Creating a Business Plan
The decision to create a business plan is an important one, whether you are starting a new business or growing an established one. A solid business plan is fundamental to long-term business success.
It serves two main purposes:
- It acts as a roadmap for your business.
- It is a tool that helps you obtain outside financing.
While the phrase “creating a business plan” may conjure up feelings of trepidation and dread, it will not be as difficult if you break your business plan down into its more essential parts.
Why Do You Need a Business Plan?
Benjamin Franklin said it best: “If you fail to plan, you are planning to fail.” While a business plan will not guarantee success, failing to have one almost guarantees that you will not find the success you seek.
Remember the roadmap analogy? It is an accurate one to consider. The first thing you need to do before creating the roadmap, though, is to figure out where you are heading.
In order to do that, you should ask yourself four simple questions.
- How do you want your business to look in one year?
- How would you like it to look in three years?
- Where do you want to see your business going in five years?
- What would you like to have accomplished by your tenth year in business?
Seek the answers to those questions, keeping in mind profits, revenues, expansion, growth and other critical drivers and metrics for your business.
What Does a Business Plan Include?
In order to build the roadmap to reach your intended business destinations in a timely manner, you must include key pieces of information and analysis in your plan. The many moving parts of running your business become the fundamental building blocks of your long-term business plan. Consider each of them a pit stop along the road to business success.
Your business concept is a summation of your company in a few concise and simple sentences. It should clearly communicate the idea, design or value proposition behind your business so that a customer, investor or potential partner can quickly grasp what you will do and the value it will provide. Keep the concept statement to one paragraph.
Your business strategy provides the detail on how you will execute the business concept. It describes your industry, explains your product or service, and the critical factors that will drive your business success. Those factors might include such things as your management team, operational plans or cost advantages. In essence, it is an executive summary that explains why your business is uniquely suited to succeed.
Specific things you should consider while creating the strategy section of your plan include:
- Products or services offered now.
- Products or services to offer in the future.
- The size of the market.
- How the market is changing.
- Industry trends.
In the market analysis section of your plan, you need to explore the ins and outs of your potential customers or markets.
- Who are they?
- Where are they?
- What motivates them to buy the items or services you offer?
- What do they want or need from you?
- How are you going to attract new customers?
- What do you plan to do to keep them coming back?
Most importantly, though, is to answer this one question: “How are you profitably going to meet the needs of your target customer?”
In order to be complete, your marketplace analysis must pay attention to your competitors. This is necessary whether you are an established business looking to expand or a new business interested in taking business away from other established businesses in the area.
Questions to ask yourself here, include:
- How is your business going to succeed in a market that is already being sufficiently served by another business in your industry?
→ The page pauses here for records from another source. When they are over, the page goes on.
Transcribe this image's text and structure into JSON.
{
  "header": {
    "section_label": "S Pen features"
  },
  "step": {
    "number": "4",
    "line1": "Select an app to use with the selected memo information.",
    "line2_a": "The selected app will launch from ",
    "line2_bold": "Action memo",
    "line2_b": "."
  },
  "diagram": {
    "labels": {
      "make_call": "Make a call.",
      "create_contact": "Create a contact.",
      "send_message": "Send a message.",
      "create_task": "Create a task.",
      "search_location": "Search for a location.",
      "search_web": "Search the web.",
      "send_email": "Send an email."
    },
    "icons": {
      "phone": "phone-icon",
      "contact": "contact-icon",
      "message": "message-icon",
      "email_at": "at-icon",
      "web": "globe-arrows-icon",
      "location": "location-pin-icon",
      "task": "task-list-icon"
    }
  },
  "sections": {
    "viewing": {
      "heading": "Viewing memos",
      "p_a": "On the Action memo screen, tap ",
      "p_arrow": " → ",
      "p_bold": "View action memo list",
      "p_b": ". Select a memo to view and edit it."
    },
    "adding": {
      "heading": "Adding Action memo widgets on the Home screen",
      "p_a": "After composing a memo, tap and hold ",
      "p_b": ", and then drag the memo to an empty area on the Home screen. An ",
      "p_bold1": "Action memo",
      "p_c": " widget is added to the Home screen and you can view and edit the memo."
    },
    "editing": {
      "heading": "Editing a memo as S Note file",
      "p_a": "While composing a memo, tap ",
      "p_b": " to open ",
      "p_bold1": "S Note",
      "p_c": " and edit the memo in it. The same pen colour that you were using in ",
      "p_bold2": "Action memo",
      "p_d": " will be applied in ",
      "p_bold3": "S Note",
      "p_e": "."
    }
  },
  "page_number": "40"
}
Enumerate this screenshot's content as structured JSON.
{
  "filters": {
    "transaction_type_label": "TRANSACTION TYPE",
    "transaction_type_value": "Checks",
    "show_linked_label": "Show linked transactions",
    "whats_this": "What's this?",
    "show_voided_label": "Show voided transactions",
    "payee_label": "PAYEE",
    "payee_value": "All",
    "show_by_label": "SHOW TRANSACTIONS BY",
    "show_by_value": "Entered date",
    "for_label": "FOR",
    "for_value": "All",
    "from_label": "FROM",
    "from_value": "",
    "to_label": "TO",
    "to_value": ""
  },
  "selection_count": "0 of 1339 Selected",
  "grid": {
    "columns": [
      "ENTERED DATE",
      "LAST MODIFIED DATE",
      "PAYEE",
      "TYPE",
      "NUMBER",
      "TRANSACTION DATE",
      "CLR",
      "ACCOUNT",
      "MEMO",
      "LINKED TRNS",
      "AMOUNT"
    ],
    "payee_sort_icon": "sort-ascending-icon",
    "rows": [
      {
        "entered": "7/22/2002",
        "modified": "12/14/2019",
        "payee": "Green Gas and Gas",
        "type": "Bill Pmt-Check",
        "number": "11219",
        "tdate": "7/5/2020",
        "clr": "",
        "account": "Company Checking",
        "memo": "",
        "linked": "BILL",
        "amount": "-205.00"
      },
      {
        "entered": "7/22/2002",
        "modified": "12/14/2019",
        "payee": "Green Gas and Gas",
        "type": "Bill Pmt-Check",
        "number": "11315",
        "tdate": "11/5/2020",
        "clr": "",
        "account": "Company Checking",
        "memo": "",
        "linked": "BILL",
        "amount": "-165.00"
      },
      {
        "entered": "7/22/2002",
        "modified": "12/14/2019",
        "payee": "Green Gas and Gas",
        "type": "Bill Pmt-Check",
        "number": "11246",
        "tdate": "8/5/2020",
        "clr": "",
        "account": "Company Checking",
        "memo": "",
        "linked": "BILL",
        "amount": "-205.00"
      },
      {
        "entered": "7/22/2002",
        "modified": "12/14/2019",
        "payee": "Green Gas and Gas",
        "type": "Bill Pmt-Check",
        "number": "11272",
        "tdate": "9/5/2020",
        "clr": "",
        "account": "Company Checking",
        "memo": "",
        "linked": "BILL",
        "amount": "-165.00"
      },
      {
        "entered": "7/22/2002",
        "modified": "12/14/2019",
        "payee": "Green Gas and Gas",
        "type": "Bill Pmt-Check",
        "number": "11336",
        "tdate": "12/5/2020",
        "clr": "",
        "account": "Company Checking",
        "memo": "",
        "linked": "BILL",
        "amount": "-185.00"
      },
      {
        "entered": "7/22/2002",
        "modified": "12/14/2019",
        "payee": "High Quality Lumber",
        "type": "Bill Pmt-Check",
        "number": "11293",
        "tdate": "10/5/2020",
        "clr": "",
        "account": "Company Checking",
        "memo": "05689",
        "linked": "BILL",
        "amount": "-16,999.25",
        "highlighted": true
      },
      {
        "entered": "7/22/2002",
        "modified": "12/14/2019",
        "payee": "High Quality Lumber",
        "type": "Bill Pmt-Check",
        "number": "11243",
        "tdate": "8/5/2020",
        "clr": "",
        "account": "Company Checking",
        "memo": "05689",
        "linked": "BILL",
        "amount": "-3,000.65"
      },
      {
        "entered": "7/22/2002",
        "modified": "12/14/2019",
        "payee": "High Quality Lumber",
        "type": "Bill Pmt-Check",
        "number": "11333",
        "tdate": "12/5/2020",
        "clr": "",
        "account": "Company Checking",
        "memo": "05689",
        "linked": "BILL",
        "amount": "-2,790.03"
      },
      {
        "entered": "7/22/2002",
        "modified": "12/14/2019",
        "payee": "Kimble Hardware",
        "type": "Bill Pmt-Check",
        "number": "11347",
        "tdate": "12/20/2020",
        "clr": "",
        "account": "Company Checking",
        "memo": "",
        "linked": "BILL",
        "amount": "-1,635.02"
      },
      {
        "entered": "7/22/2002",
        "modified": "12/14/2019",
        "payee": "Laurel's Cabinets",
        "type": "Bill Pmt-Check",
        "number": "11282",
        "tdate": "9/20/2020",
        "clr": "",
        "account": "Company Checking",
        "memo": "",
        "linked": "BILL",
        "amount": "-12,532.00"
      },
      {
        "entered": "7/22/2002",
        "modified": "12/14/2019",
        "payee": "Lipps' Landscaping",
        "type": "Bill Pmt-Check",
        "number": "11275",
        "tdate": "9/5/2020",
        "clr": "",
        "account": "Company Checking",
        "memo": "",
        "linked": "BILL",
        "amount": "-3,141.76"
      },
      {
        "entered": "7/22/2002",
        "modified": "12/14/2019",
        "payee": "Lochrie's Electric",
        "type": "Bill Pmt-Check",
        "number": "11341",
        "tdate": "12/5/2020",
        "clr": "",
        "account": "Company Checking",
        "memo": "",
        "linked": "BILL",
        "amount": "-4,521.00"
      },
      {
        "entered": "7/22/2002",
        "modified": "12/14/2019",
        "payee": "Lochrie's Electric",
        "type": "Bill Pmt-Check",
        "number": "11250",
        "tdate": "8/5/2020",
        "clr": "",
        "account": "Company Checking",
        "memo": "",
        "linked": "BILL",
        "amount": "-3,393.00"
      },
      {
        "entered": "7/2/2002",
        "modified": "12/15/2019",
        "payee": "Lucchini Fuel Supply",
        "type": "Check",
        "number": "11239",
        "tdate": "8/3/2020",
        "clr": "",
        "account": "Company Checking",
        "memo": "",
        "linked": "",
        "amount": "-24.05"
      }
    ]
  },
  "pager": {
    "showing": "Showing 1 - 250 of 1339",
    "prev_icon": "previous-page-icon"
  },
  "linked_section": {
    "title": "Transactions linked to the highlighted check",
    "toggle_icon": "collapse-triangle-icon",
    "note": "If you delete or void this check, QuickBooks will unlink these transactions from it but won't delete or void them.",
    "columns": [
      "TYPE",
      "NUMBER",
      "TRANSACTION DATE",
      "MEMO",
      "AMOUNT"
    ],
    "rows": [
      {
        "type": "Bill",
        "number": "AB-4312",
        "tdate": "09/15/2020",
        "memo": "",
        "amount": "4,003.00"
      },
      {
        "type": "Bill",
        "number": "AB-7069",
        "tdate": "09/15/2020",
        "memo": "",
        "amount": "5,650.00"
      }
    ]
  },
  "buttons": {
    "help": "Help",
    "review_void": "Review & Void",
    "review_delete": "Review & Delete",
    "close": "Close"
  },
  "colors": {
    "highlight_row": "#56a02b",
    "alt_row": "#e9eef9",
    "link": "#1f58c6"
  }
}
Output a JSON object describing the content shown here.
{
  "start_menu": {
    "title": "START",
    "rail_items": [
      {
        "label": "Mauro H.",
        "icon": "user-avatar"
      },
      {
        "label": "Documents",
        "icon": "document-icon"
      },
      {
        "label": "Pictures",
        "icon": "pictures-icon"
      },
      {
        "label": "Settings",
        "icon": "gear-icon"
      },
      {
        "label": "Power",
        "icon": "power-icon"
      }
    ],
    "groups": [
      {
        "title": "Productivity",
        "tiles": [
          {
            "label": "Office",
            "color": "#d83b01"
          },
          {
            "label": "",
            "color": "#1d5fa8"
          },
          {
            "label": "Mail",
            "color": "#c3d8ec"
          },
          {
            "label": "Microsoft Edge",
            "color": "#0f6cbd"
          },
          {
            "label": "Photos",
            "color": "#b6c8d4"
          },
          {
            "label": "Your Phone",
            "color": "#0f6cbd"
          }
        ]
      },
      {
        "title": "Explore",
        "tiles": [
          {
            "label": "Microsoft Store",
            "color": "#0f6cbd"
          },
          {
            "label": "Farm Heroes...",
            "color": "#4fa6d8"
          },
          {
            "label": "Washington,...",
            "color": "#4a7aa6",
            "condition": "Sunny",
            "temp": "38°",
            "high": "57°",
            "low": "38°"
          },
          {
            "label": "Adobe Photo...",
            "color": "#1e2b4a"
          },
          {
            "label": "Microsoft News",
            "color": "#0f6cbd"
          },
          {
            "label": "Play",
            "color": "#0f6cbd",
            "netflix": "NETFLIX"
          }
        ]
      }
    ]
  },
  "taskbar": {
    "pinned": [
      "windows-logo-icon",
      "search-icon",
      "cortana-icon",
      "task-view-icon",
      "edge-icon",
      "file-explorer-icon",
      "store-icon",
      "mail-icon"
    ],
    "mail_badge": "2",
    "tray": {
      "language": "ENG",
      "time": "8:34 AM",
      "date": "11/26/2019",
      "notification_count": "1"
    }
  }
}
- Is there sufficient demand to bring another business into the market or expand your existing business?
This section of your business plan will look at the financial aspects of your business. As a new business you will need to include:
- Break-even analysis.
- Financial ratio calculations.
- Internal and external funding requirements.
- Projected revenues and profits over one, three, and five-year terms.
Don’t forget to include plans for assets the business needs to acquire and the costs of the marketing plan the business intends to follow coming out of the gate.
Existing businesses need to include cash flow statements, balance sheets, and pro-forma income statements, for example.
Keep in mind, you should provide information that will assist potential lenders (banks and credit unions) and investors in approving loans or green-lighting investments in your business.
Maintaining Your Business Plan
You should not just write a business plan and place it in a drawer. To get the most benefit from it, it should be a dynamic evolving plan. You must adjust your plan as necessary with changing markets, new product concepts, evolving technology, need for additional financing, and goal achievements, just to name a few. An old business plan may not reflect reality any longer, so be sure to revisit your business plan periodically. Having a update checklist helps you to do just that.
In the beginning, making a business plan may seem like a onerous task. It can be simpler if you break it down into its individual components. Once you have a plan in place, you will begin to see the effectiveness of how such a simple business tool can take the guesswork out of starting a business or growing one.